Serving first in the Israel Defense Forces and then employed at various venues such as a pastry shop, factory, pre-school, supermarket or dental clinic, the Ethiopian young men and women who received Lapan scholarships to fulfill a dream of becoming nurses are also fulfilling an important need in Israeli society: eradicating the shortage of nurses.
The Lapan Nursing Scholarship program came to fruition as the result of a bequest by Patricia Lapan, a nurse, businesswoman, and philanthropist from Arizona and California. Nursing scholarships will be available to both nursing students at the beginning of their studies as well as to experienced nurses pursuing advanced degrees and specializations.
This particular Lapan Scholarship initiative involves 18 Ethiopians who comprise the first class of Achotenu, a joint program of Hadassah, the Women’s Zionist Organization of America (HWZOA), the Hadassah-Hebrew University Henrietta Szold School of Nursing, and JobKatif, an Israeli nongovernmental organization, dedicated to helping those in need to achieve stable employment.
Meet the students of Achotenu (as they appear in the photograph, beginning with those seated, left to right):

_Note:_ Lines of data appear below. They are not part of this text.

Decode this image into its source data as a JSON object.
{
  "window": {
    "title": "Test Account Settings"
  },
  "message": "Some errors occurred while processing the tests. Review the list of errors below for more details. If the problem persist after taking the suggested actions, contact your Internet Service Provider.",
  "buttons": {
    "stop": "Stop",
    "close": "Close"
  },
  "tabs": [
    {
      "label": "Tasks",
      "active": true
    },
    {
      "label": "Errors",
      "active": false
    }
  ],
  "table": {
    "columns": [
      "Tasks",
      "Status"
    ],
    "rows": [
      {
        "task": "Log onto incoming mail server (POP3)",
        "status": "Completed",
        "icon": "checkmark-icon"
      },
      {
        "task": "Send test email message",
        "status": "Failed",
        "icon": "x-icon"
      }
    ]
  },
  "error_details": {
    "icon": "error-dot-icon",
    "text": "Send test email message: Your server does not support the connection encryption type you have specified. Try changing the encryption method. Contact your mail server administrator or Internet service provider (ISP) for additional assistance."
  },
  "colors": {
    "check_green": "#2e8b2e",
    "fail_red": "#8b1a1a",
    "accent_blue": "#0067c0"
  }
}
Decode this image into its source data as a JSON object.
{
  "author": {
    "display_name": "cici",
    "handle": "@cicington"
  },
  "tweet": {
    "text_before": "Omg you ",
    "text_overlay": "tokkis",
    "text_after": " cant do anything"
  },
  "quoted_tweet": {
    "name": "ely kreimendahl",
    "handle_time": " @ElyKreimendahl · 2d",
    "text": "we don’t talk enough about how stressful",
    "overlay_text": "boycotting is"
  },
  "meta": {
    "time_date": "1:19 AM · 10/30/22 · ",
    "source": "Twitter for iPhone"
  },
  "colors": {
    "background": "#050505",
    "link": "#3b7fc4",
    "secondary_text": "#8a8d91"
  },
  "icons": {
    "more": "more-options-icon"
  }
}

Rachel, age 22, served in an armory unit of the IDF and later worked in a pastry shop; Meital, 24, served as a combat soldier in the IDF and also worked in a pastry shop following her service; Shagu, 27, served in border control in the IDF; Rivka, 23, served as an instructor in the IDF and then worked as a supermarket cashier; Manloush, 22, was a dental assistant in the IDF's Medical Corps and worked in a dental clinic following his discharge.
Standing in the second row, left to right:
Tamar, 22, worked as a hospital assistant as part of her National Service and then in a factory; Aviv, 24, served as a combat medic in the IDF and then found employment as a warehouse worker; Solomon, 26, served first as a paramedic, then as an Army paramedic commander, and then as a youth counselor after the army; Inbal, 24, served as a captain in the IDF and then worked with special needs children; Malka, 25, served as a combat solider in Nahal and then in security at border crossings; Sarah, 22, served as a computer network manager in the Air Force and found employment afterwards at a furniture store. Yashmeba, 23, served as a dental assistant during her National Service and, after her discharge, worked as a supermarket cashier. Yehudit, 22, served as an educator in the IDF. Leah, 23, was a paramedic in the army and then worked in a clothing store. Esther, 26, was a National Service pre-school assistant and then waitressed. Maayan, 23, served in the Army police force and then worked as a waitress.
Shavit, 24, served in the Medical Corps as a laboratory technician. Orit, 22, also served in the Medical Corps as a laboratory technician and then worked in a plastics factory.
On the far right standing is Dr. Miri Rom, Dean of the Henrietta Szold School of Nursing. "You have chosen well and you were well-chosen," Dr. Rom told the students. “Nursing goes beyond professional concerns. It's a lifelong commitment to patients where nothing less than a hundred percent is needed every day."
“This is Zionism as it best,” comments Nancy Falchuk, Past National President and a founder of the National Center for Nurses Councils. “It is helping new immigrants, providing jobs, and strengthening health care in Jerusalem.”